-- Work item --
An exact copy of the data is needed, one that excludes all pictures.

-------------------------

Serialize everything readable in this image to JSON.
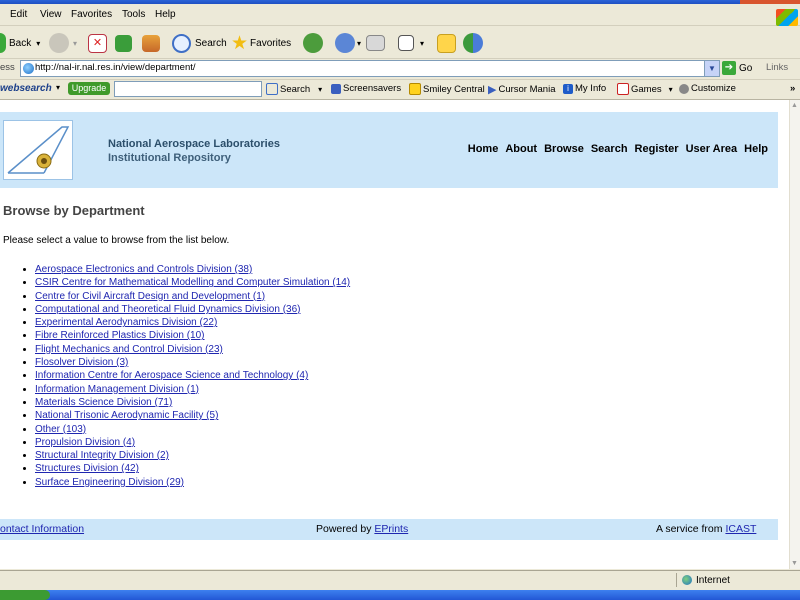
{
  "browser": {
    "menu": [
      "Edit",
      "View",
      "Favorites",
      "Tools",
      "Help"
    ],
    "toolbar": {
      "back": "Back",
      "search": "Search",
      "favorites": "Favorites"
    },
    "address": {
      "label": "ess",
      "url": "http://nal-ir.nal.res.in/view/department/",
      "go": "Go",
      "links": "Links"
    },
    "searchbar": {
      "brand": "websearch",
      "upgrade": "Upgrade",
      "search": "Search",
      "items": [
        "Screensavers",
        "Smiley Central",
        "Cursor Mania",
        "My Info",
        "Games",
        "Customize"
      ]
    },
    "status": {
      "zone": "Internet"
    }
  },
  "site": {
    "org_name": "National Aerospace Laboratories",
    "org_sub": "Institutional Repository",
    "nav": [
      "Home",
      "About",
      "Browse",
      "Search",
      "Register",
      "User Area",
      "Help"
    ]
  },
  "page": {
    "title": "Browse by Department",
    "intro": "Please select a value to browse from the list below.",
    "departments": [
      "Aerospace Electronics and Controls Division (38)",
      "CSIR Centre for Mathematical Modelling and Computer Simulation (14)",
      "Centre for Civil Aircraft Design and Development (1)",
      "Computational and Theoretical Fluid Dynamics Division (36)",
      "Experimental Aerodynamics Division (22)",
      "Fibre Reinforced Plastics Division (10)",
      "Flight Mechanics and Control Division (23)",
      "Flosolver Division (3)",
      "Information Centre for Aerospace Science and Technology (4)",
      "Information Management Division (1)",
      "Materials Science Division (71)",
      "National Trisonic Aerodynamic Facility (5)",
      "Other (103)",
      "Propulsion Division (4)",
      "Structural Integrity Division (2)",
      "Structures Division (42)",
      "Surface Engineering Division (29)"
    ]
  },
  "footer": {
    "contact": "ontact Information",
    "powered_prefix": "Powered by ",
    "powered_link": "EPrints",
    "service_prefix": "A service from ",
    "service_link": "ICAST"
  },
  "colors": {
    "header_bg": "#cce6f9",
    "link": "#1f26b0",
    "title_text": "#2c4f6b"
  }
}
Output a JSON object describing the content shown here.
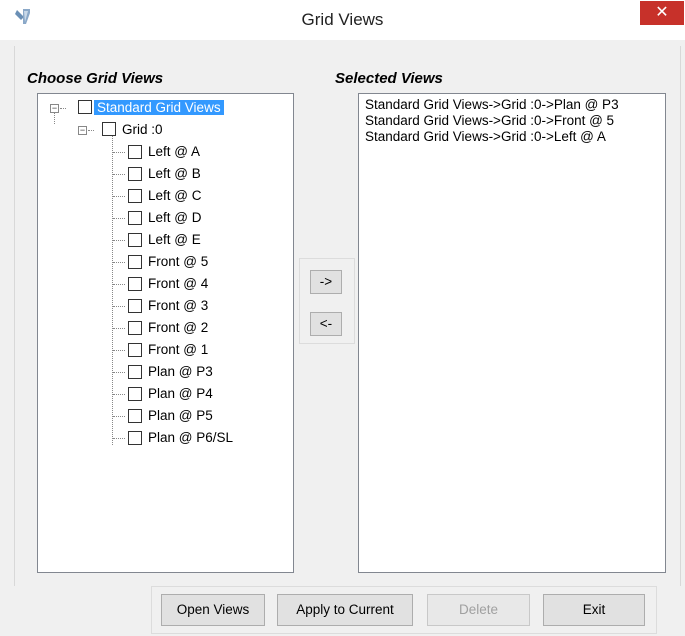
{
  "window": {
    "title": "Grid Views",
    "close_symbol": "✕",
    "icon": "tools-icon"
  },
  "left_group": {
    "label": "Choose Grid Views",
    "tree": {
      "root": "Standard Grid Views",
      "grid": "Grid :0",
      "items": [
        "Left @ A",
        "Left @ B",
        "Left @ C",
        "Left @ D",
        "Left @ E",
        "Front @ 5",
        "Front @ 4",
        "Front @ 3",
        "Front @ 2",
        "Front @ 1",
        "Plan @ P3",
        "Plan @ P4",
        "Plan @ P5",
        "Plan @ P6/SL"
      ]
    }
  },
  "right_group": {
    "label": "Selected Views",
    "items": [
      "Standard Grid Views->Grid :0->Plan @ P3",
      "Standard Grid Views->Grid :0->Front @ 5",
      "Standard Grid Views->Grid :0->Left @ A"
    ]
  },
  "transfer": {
    "add_label": "->",
    "remove_label": "<-"
  },
  "buttons": {
    "open_views": "Open Views",
    "apply_to_current": "Apply to Current",
    "delete": "Delete",
    "exit": "Exit"
  },
  "colors": {
    "close_bg": "#c7312a",
    "selection": "#3399ff"
  }
}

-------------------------

-- The completed task --
Serialize everything readable in this image to JSON.
{
  "browser": {
    "menu": [
      "Edit",
      "View",
      "Favorites",
      "Tools",
      "Help"
    ],
    "toolbar": {
      "back": "Back",
      "search": "Search",
      "favorites": "Favorites"
    },
    "address": {
      "label": "ess",
      "url": "http://nal-ir.nal.res.in/view/department/",
      "go": "Go",
      "links": "Links"
    },
    "searchbar": {
      "brand": "websearch",
      "upgrade": "Upgrade",
      "search": "Search",
      "items": [
        "Screensavers",
        "Smiley Central",
        "Cursor Mania",
        "My Info",
        "Games",
        "Customize"
      ]
    },
    "status": {
      "zone": "Internet"
    }
  },
  "site": {
    "org_name": "National Aerospace Laboratories",
    "org_sub": "Institutional Repository",
    "nav": [
      "Home",
      "About",
      "Browse",
      "Search",
      "Register",
      "User Area",
      "Help"
    ]
  },
  "page": {
    "title": "Browse by Department",
    "intro": "Please select a value to browse from the list below.",
    "departments": [
      "Aerospace Electronics and Controls Division (38)",
      "CSIR Centre for Mathematical Modelling and Computer Simulation (14)",
      "Centre for Civil Aircraft Design and Development (1)",
      "Computational and Theoretical Fluid Dynamics Division (36)",
      "Experimental Aerodynamics Division (22)",
      "Fibre Reinforced Plastics Division (10)",
      "Flight Mechanics and Control Division (23)",
      "Flosolver Division (3)",
      "Information Centre for Aerospace Science and Technology (4)",
      "Information Management Division (1)",
      "Materials Science Division (71)",
      "National Trisonic Aerodynamic Facility (5)",
      "Other (103)",
      "Propulsion Division (4)",
      "Structural Integrity Division (2)",
      "Structures Division (42)",
      "Surface Engineering Division (29)"
    ]
  },
  "footer": {
    "contact": "ontact Information",
    "powered_prefix": "Powered by ",
    "powered_link": "EPrints",
    "service_prefix": "A service from ",
    "service_link": "ICAST"
  },
  "colors": {
    "header_bg": "#cce6f9",
    "link": "#1f26b0",
    "title_text": "#2c4f6b"
  }
}
Output a JSON object describing the content shown here.
{
  "window": {
    "title": "Grid Views",
    "close_symbol": "✕",
    "icon": "tools-icon"
  },
  "left_group": {
    "label": "Choose Grid Views",
    "tree": {
      "root": "Standard Grid Views",
      "grid": "Grid :0",
      "items": [
        "Left @ A",
        "Left @ B",
        "Left @ C",
        "Left @ D",
        "Left @ E",
        "Front @ 5",
        "Front @ 4",
        "Front @ 3",
        "Front @ 2",
        "Front @ 1",
        "Plan @ P3",
        "Plan @ P4",
        "Plan @ P5",
        "Plan @ P6/SL"
      ]
    }
  },
  "right_group": {
    "label": "Selected Views",
    "items": [
      "Standard Grid Views->Grid :0->Plan @ P3",
      "Standard Grid Views->Grid :0->Front @ 5",
      "Standard Grid Views->Grid :0->Left @ A"
    ]
  },
  "transfer": {
    "add_label": "->",
    "remove_label": "<-"
  },
  "buttons": {
    "open_views": "Open Views",
    "apply_to_current": "Apply to Current",
    "delete": "Delete",
    "exit": "Exit"
  },
  "colors": {
    "close_bg": "#c7312a",
    "selection": "#3399ff"
  }
}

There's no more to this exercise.